Sodaro Wins Partial Victory in Petition Challenge
Oak Lawn Electoral Board dismisses part of challenge against village board candidate Dan Sodaro based on error made in objection. Hearing will resume on other challenges Jan. 20.
Dan Sodaro won a partial victory at an electoral board hearing on Friday in a motion to dismiss a challenge made against his nominating petitions for Oak Lawn village board trustee.
Oak Lawn resident Andy Skoundrianos is trying to get Sodaro disqualified from the April 5 ballot on grounds that residents signed Sodaro’s nominating petitions for persons other than the circulators whose names appear on the petition sheets and for fraudulent signatures.
Sodaro, a twice-elected member of the Ridgeland District 122 school board and its current president, is challenging long-time trustee Bob Streit for the 3rd District seat on the village board.
The village electoral board voted 2-1 to dismiss part of the challenge against Sodaro because the elected office he is seeking was stated incorrectly as “Circuit Court Judge of Cook County." Sodaro is running for village trustee.
Mayor Dave Heilmann and Trustee Jerry Hurckes (1st District) both voted to sustain that part of the motion. Village Clerk Jane Quinlan did not think the error invalidated the challenge to Sodaro’s nominating petitions.
Keri-Lyn Krafthefer, the attoney representing Sodaro, argued that once an objection is filed it cannot be corrected based on Illinois election laws.
Dennis Brennan, representing Skoundrianos, said his client had no intention of amending the challenge.
“I have a hard time reconciling what is being asked and you’re not seeking an amendment,” Heilmann said, who is chairing the village election board.
“I don’t know how we can legally grant what you are asking … I looked through all the cases and I see both arguments,” the mayor told Brennan.
Attorneys for both sides also argued over the actual required number of signatures needed to qualify for the ballot. Earlier in the week Sodaro survived a binder check at the Cook County Clerk's office. Of the 96 signatures that Sodaro collected, eight were tossed.
Brennan is trying to boost the number of signatures required on nominating petitions by combining the number of votes cast in the last village board race with the number of votes cast in the third district for library trustees. Accoding to Brennan, that number is 86.
Sodaro's attorney argued that the law states that only the number of those votes cast in the third district village trustee race--and no others--when figuring out how many signatures are needed on nominating petitions. Krafthefer said the minimum number of signatures needed is 73.

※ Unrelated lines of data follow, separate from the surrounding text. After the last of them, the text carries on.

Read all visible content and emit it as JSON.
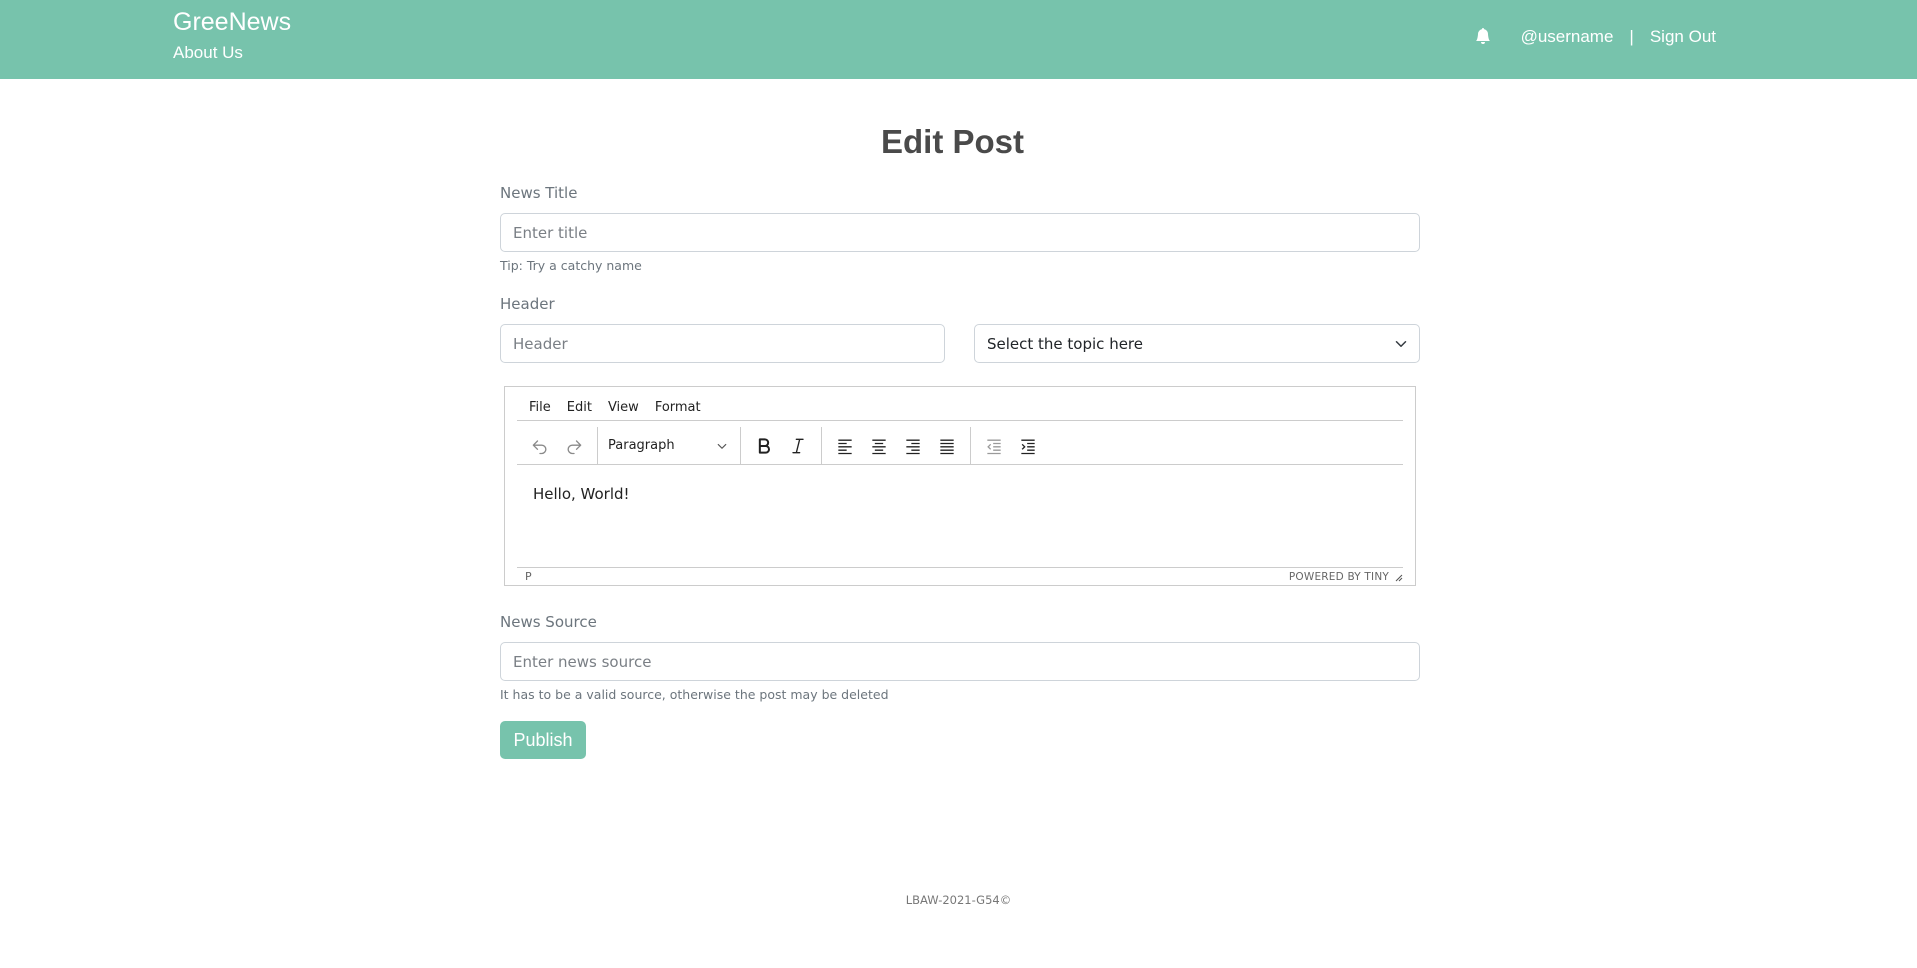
{
  "nav": {
    "brand": "GreeNews",
    "about": "About Us",
    "username": "@username",
    "separator": "|",
    "sign_out": "Sign Out",
    "icon": "bell-icon"
  },
  "page": {
    "title": "Edit Post"
  },
  "form": {
    "title_label": "News Title",
    "title_placeholder": "Enter title",
    "title_hint": "Tip: Try a catchy name",
    "header_label": "Header",
    "header_placeholder": "Header",
    "topic_selected": "Select the topic here",
    "source_label": "News Source",
    "source_placeholder": "Enter news source",
    "source_hint": "It has to be a valid source, otherwise the post may be deleted",
    "publish": "Publish"
  },
  "editor": {
    "menu": [
      "File",
      "Edit",
      "View",
      "Format"
    ],
    "block_format": "Paragraph",
    "content": "Hello, World!",
    "path": "P",
    "powered": "POWERED BY TINY"
  },
  "footer": {
    "text": "LBAW-2021-G54©"
  },
  "colors": {
    "brand": "#77c3ac"
  }
}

Candidates are required to collect a between 5 and 8 percent of the total ballots cast in the last municipal election.
In addition, Krafthefer said that her client was not given enough notice—or clarification—of what state election laws he has been accused of violating.
Heilmann did most of the talking for the three-member board and continued the village electoral board hearing to 5 p.m. Jan. 20, in Oak Lawn Village Hall at 9446 S. Raymond St. The village electoral board is expected to decide to dismiss the entire challenge or continue with the hearing, where the objectors will be able to present their evidence.
After the hearing, Brennan called the electoral board a “kangaroo court” and accused two of the board members—Heilman and Hurckes—of ignoring the case law he introduced.
“They support Sodaro and the idea of circulators committing perjury,” Brennan said. “Their minds were already made up. Dave is friends with Sodaro."
“The problem with electoral boards is you have members who support a candidate ... Dave is trying to get a candidate in District 3 and so is Jerry. How can we expect to get a fair shake?”
Brennan said that if the challenge is dismissed “we’ll appeal right away.”
Sodaro was still trying to figure out what happened.
“Obviously this is still going on,” he said. “I don’t know what it is actually being said. It’s been a little distracting.”
Sodaro said whether or not his name is on the ballot, his campaign is moving forward. A website is expected to be launched next week and he’s talking to voters this weekend.
“If you’re driving around Oak Lawn this weekend, you’ll see me,” he said.